Start of The input
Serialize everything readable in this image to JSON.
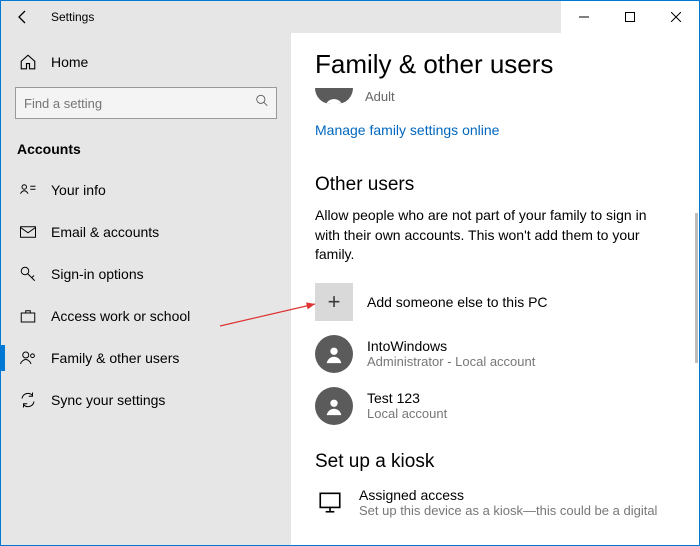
{
  "window": {
    "title": "Settings"
  },
  "sidebar": {
    "home": "Home",
    "search_placeholder": "Find a setting",
    "section": "Accounts",
    "items": [
      {
        "label": "Your info"
      },
      {
        "label": "Email & accounts"
      },
      {
        "label": "Sign-in options"
      },
      {
        "label": "Access work or school"
      },
      {
        "label": "Family & other users"
      },
      {
        "label": "Sync your settings"
      }
    ],
    "active_index": 4
  },
  "main": {
    "title": "Family & other users",
    "family_member": {
      "role": "Adult"
    },
    "manage_link": "Manage family settings online",
    "other_users": {
      "heading": "Other users",
      "description": "Allow people who are not part of your family to sign in with their own accounts. This won't add them to your family.",
      "add_label": "Add someone else to this PC",
      "users": [
        {
          "name": "IntoWindows",
          "detail": "Administrator - Local account"
        },
        {
          "name": "Test 123",
          "detail": "Local account"
        }
      ]
    },
    "kiosk": {
      "heading": "Set up a kiosk",
      "item_title": "Assigned access",
      "item_sub": "Set up this device as a kiosk—this could be a digital"
    }
  }
}
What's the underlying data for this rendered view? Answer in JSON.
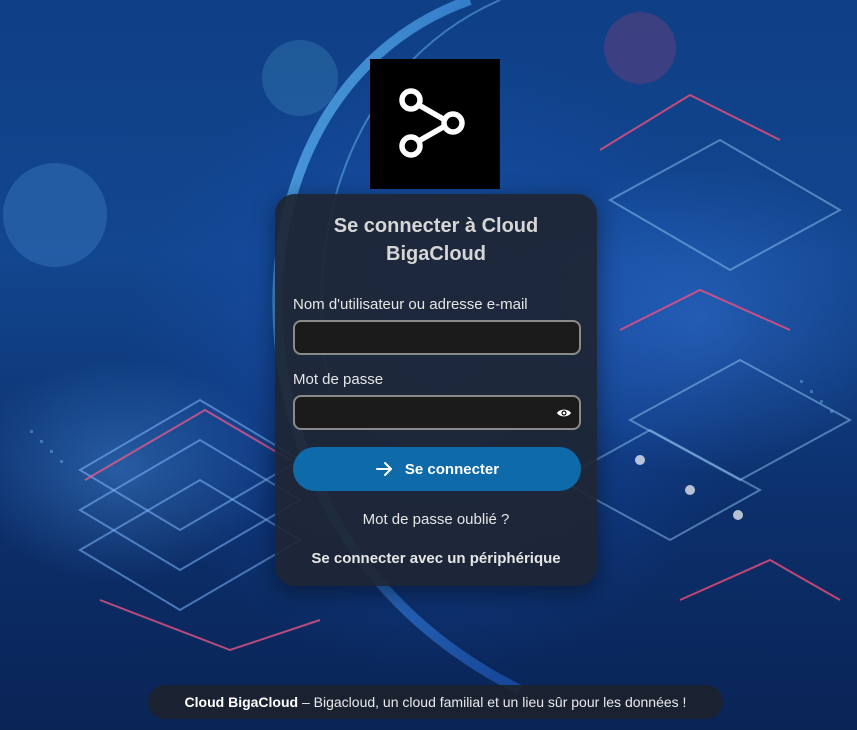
{
  "logo": {
    "icon": "share-nodes-icon",
    "background": "#000000"
  },
  "login": {
    "title": "Se connecter à Cloud BigaCloud",
    "username_label": "Nom d'utilisateur ou adresse e-mail",
    "username_value": "",
    "password_label": "Mot de passe",
    "password_value": "",
    "show_password_icon": "eye-icon",
    "submit_label": "Se connecter",
    "submit_icon": "arrow-right-icon",
    "forgot_password": "Mot de passe oublié ?",
    "device_login": "Se connecter avec un périphérique"
  },
  "footer": {
    "brand": "Cloud BigaCloud",
    "tagline": " – Bigacloud, un cloud familial et un lieu sûr pour les données !"
  },
  "colors": {
    "accent": "#0e6aa8",
    "card_background": "#1e2634",
    "page_background": "#12468f"
  }
}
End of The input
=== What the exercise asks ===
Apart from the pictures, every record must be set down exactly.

=== Your response ===
Serialize everything readable in this image to JSON.
{
  "window": {
    "title": "Settings"
  },
  "sidebar": {
    "home": "Home",
    "search_placeholder": "Find a setting",
    "section": "Accounts",
    "items": [
      {
        "label": "Your info"
      },
      {
        "label": "Email & accounts"
      },
      {
        "label": "Sign-in options"
      },
      {
        "label": "Access work or school"
      },
      {
        "label": "Family & other users"
      },
      {
        "label": "Sync your settings"
      }
    ],
    "active_index": 4
  },
  "main": {
    "title": "Family & other users",
    "family_member": {
      "role": "Adult"
    },
    "manage_link": "Manage family settings online",
    "other_users": {
      "heading": "Other users",
      "description": "Allow people who are not part of your family to sign in with their own accounts. This won't add them to your family.",
      "add_label": "Add someone else to this PC",
      "users": [
        {
          "name": "IntoWindows",
          "detail": "Administrator - Local account"
        },
        {
          "name": "Test 123",
          "detail": "Local account"
        }
      ]
    },
    "kiosk": {
      "heading": "Set up a kiosk",
      "item_title": "Assigned access",
      "item_sub": "Set up this device as a kiosk—this could be a digital"
    }
  }
}
What's the underlying data for this rendered view? Answer in JSON.
{
  "logo": {
    "icon": "share-nodes-icon",
    "background": "#000000"
  },
  "login": {
    "title": "Se connecter à Cloud BigaCloud",
    "username_label": "Nom d'utilisateur ou adresse e-mail",
    "username_value": "",
    "password_label": "Mot de passe",
    "password_value": "",
    "show_password_icon": "eye-icon",
    "submit_label": "Se connecter",
    "submit_icon": "arrow-right-icon",
    "forgot_password": "Mot de passe oublié ?",
    "device_login": "Se connecter avec un périphérique"
  },
  "footer": {
    "brand": "Cloud BigaCloud",
    "tagline": " – Bigacloud, un cloud familial et un lieu sûr pour les données !"
  },
  "colors": {
    "accent": "#0e6aa8",
    "card_background": "#1e2634",
    "page_background": "#12468f"
  }
}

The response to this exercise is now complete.